++++ PROVIDED DATA ++++
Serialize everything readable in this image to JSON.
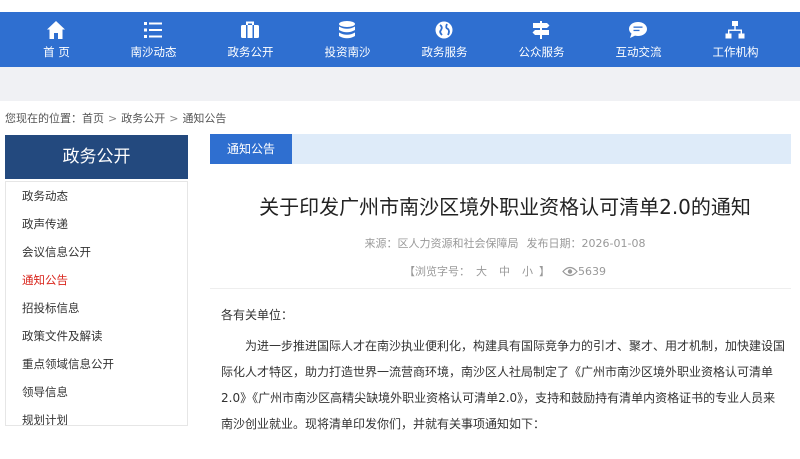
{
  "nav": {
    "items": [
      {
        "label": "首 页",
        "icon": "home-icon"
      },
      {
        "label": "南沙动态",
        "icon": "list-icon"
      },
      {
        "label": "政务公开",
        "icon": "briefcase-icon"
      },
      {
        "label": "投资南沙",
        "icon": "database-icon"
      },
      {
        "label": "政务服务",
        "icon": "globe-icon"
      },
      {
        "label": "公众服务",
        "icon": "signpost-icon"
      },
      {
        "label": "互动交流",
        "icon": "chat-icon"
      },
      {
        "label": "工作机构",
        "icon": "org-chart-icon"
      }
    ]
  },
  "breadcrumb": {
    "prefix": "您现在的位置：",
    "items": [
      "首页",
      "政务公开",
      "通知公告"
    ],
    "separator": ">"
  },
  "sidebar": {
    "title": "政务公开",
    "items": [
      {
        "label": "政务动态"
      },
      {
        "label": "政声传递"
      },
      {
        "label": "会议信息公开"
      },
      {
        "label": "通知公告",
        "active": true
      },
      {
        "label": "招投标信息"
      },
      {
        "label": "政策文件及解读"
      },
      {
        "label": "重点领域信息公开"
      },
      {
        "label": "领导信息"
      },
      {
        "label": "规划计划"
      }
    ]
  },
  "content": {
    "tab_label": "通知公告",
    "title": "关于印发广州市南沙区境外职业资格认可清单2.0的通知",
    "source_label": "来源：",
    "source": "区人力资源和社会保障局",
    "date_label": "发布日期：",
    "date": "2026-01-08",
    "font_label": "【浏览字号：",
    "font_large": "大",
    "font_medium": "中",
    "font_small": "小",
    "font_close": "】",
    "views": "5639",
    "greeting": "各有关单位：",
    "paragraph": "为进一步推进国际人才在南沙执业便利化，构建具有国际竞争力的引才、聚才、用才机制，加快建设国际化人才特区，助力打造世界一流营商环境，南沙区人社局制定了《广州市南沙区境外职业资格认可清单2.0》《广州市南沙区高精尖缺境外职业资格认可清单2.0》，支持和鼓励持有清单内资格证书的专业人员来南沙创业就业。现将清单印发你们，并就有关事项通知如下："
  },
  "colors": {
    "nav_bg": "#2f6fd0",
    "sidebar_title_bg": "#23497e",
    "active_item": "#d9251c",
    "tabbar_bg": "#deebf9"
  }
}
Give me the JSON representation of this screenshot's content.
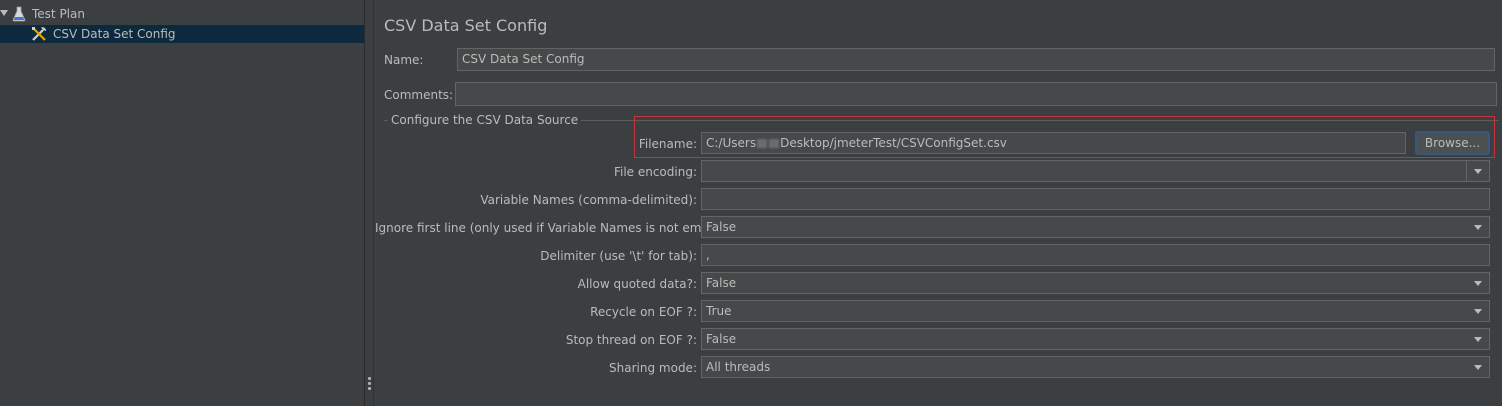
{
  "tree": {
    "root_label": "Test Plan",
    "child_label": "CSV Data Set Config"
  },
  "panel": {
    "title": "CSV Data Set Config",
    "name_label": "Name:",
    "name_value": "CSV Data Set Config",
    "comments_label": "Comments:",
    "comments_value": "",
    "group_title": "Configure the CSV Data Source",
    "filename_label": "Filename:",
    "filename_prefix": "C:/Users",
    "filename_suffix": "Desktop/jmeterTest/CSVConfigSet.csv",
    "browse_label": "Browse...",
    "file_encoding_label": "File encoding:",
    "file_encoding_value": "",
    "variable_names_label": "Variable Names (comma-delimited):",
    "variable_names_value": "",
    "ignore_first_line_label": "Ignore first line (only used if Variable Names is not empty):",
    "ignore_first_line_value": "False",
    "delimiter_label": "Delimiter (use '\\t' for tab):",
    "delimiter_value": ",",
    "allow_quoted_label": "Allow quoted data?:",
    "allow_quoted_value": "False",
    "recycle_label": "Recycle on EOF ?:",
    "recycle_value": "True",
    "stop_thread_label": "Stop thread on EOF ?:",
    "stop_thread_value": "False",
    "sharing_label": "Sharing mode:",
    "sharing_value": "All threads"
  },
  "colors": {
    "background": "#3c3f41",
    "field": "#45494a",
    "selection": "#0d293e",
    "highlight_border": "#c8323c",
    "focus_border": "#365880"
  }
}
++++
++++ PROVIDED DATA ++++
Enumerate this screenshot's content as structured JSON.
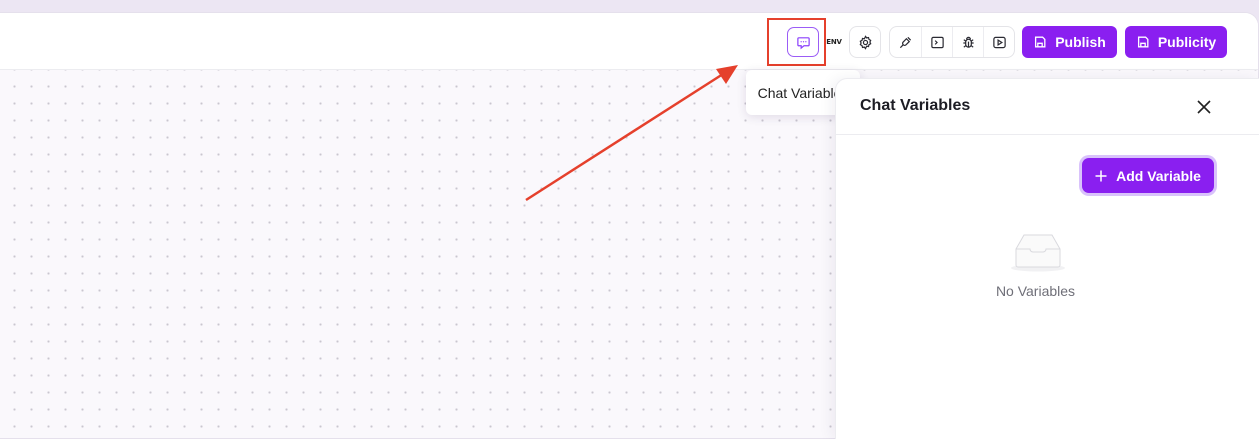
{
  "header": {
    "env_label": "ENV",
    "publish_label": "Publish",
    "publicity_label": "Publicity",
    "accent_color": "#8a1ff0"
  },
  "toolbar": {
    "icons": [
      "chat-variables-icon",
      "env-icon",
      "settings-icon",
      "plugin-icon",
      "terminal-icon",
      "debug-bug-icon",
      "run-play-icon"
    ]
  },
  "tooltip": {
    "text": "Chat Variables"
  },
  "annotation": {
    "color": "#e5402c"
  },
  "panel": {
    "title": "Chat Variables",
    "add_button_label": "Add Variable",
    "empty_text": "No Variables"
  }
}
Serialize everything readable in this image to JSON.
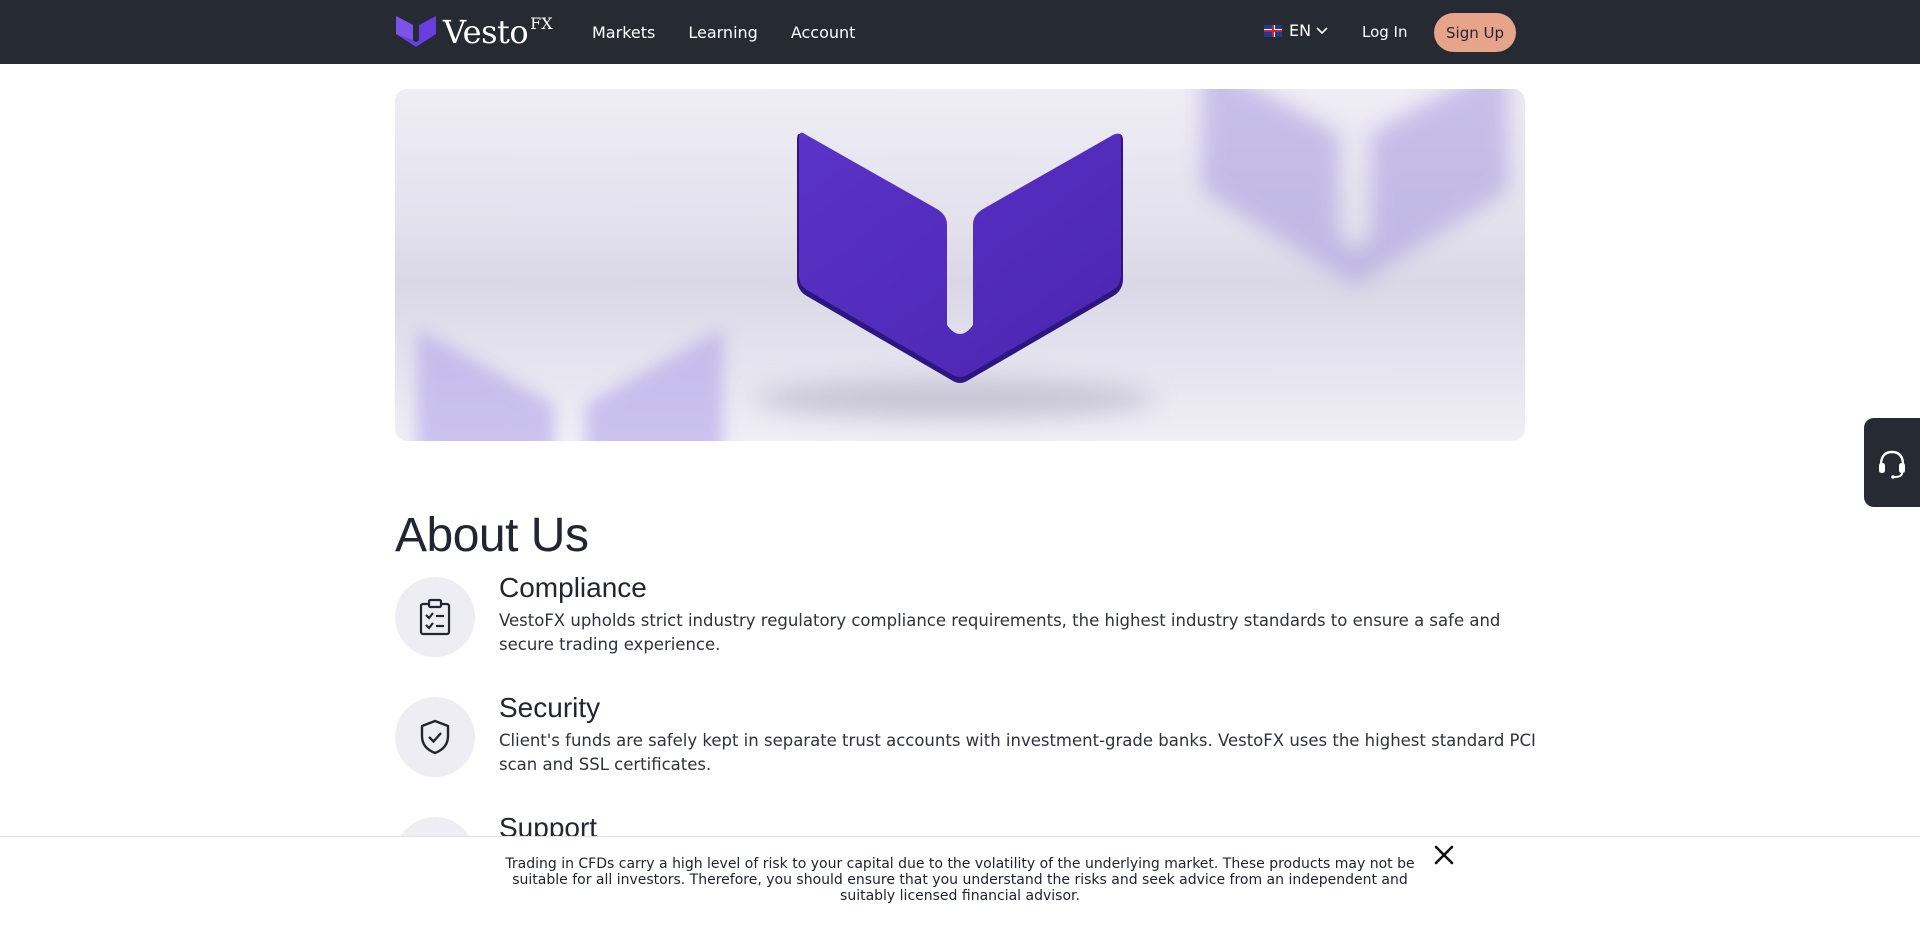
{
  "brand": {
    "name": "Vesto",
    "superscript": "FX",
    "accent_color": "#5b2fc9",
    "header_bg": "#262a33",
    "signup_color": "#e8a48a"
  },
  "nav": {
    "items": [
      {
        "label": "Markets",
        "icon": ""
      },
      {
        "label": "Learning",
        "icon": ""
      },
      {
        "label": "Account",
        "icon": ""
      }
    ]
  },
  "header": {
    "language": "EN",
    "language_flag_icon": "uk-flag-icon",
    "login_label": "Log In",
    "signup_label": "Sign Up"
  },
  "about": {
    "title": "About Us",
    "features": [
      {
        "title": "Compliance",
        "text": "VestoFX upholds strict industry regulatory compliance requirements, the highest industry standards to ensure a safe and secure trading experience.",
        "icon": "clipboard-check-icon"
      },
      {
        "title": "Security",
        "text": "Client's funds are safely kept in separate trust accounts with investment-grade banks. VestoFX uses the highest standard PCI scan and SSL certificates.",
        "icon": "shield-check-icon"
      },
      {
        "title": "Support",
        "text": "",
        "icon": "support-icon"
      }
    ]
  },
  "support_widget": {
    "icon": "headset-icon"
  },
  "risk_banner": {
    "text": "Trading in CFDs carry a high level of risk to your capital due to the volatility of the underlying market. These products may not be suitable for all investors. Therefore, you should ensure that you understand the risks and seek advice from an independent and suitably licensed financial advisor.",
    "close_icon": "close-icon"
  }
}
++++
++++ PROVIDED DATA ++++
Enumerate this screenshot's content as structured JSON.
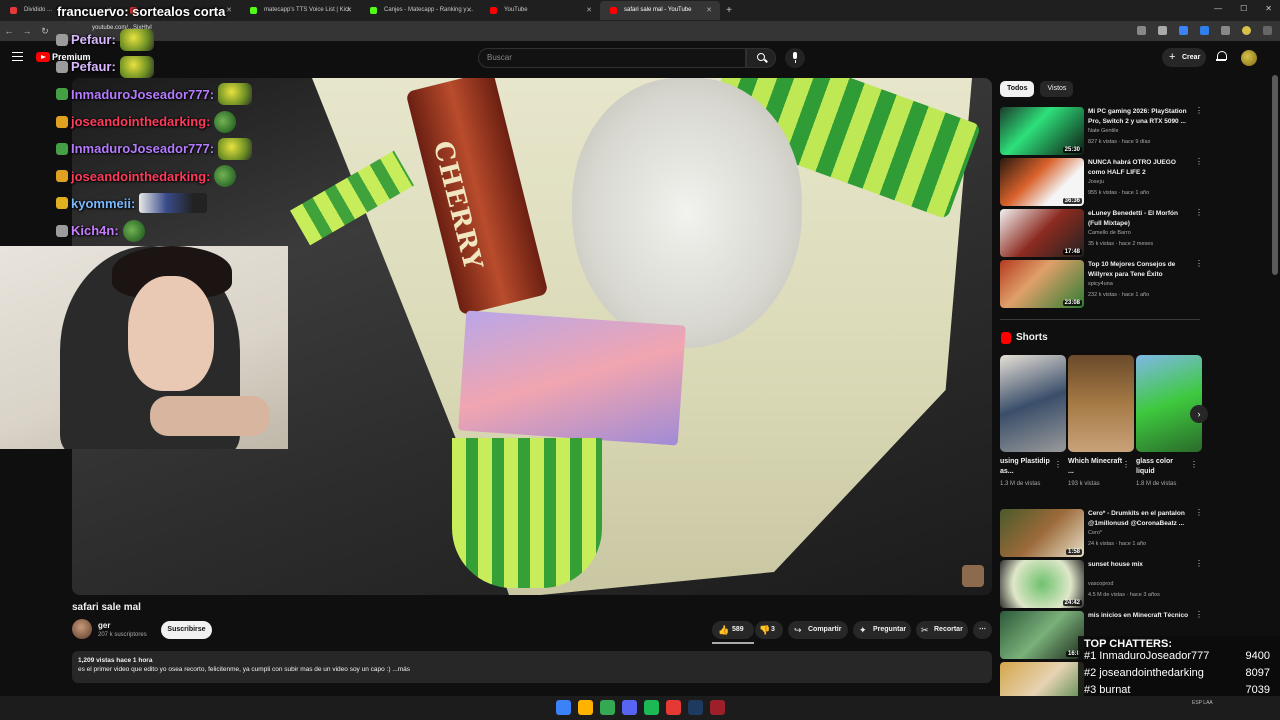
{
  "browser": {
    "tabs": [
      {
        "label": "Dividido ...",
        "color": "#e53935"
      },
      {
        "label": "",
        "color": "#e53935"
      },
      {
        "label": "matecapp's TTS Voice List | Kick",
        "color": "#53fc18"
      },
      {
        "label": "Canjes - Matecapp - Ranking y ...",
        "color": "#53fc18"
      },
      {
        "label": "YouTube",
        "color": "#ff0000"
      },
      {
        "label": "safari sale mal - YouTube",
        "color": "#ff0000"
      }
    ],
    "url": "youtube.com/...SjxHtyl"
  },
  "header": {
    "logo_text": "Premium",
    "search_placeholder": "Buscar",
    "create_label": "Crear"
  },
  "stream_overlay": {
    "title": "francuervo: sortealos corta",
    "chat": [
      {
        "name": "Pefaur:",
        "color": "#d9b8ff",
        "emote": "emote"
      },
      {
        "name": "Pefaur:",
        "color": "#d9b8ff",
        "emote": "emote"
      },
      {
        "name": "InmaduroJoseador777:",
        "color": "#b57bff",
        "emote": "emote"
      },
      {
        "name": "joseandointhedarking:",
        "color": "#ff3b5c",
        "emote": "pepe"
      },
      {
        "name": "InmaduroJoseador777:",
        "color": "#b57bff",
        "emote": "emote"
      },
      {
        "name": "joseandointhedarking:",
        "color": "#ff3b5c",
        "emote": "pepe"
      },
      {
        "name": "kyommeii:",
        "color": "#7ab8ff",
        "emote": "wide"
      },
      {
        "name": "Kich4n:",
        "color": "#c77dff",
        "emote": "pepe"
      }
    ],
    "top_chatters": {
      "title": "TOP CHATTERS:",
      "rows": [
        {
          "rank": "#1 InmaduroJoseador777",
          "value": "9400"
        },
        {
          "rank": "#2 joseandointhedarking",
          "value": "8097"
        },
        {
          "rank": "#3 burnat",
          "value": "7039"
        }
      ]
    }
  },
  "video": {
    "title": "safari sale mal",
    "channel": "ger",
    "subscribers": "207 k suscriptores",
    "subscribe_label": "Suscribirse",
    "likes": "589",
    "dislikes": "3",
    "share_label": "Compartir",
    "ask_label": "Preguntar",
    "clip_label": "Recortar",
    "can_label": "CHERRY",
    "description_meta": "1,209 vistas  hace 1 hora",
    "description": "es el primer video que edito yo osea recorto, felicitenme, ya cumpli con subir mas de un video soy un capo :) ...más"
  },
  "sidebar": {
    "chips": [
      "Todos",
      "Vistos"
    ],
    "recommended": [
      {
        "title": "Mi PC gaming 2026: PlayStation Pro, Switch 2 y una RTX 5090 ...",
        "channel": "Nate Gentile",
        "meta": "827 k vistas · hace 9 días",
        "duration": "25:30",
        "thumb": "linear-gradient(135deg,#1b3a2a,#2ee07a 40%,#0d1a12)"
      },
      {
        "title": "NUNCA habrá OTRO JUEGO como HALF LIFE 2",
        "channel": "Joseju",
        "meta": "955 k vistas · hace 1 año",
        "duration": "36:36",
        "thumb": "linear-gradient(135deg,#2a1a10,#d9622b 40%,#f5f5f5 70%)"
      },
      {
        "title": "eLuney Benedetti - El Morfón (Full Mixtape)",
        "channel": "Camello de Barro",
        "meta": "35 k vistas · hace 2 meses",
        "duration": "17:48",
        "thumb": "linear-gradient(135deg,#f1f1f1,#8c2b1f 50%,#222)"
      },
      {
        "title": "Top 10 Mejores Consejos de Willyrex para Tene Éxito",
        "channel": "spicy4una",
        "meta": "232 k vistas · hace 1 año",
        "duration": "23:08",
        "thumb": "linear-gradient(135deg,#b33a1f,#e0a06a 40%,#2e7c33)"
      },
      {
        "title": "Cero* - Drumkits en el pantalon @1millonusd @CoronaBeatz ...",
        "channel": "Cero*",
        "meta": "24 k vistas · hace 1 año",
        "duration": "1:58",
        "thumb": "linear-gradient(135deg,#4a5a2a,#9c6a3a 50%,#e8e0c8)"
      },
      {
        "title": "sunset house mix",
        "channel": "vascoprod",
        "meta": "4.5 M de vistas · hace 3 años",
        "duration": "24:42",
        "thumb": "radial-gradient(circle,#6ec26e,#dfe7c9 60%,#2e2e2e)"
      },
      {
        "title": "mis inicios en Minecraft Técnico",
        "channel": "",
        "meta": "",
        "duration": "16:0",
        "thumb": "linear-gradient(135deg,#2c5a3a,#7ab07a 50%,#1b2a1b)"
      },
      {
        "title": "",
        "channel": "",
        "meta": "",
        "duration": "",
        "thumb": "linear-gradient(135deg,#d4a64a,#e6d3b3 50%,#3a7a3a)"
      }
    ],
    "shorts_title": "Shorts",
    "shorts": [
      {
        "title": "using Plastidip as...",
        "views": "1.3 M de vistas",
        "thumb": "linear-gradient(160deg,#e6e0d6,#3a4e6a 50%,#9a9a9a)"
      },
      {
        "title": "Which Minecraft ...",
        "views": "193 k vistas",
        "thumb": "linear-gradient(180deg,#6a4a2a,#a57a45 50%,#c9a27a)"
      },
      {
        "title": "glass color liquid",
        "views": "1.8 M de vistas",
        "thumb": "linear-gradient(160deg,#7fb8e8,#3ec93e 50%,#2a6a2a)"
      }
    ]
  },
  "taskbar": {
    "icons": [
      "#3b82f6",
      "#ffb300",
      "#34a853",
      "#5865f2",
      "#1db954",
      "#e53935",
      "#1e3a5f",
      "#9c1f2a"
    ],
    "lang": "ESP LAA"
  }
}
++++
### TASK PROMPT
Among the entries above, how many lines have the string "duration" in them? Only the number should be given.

### SOLVED EXERCISE
8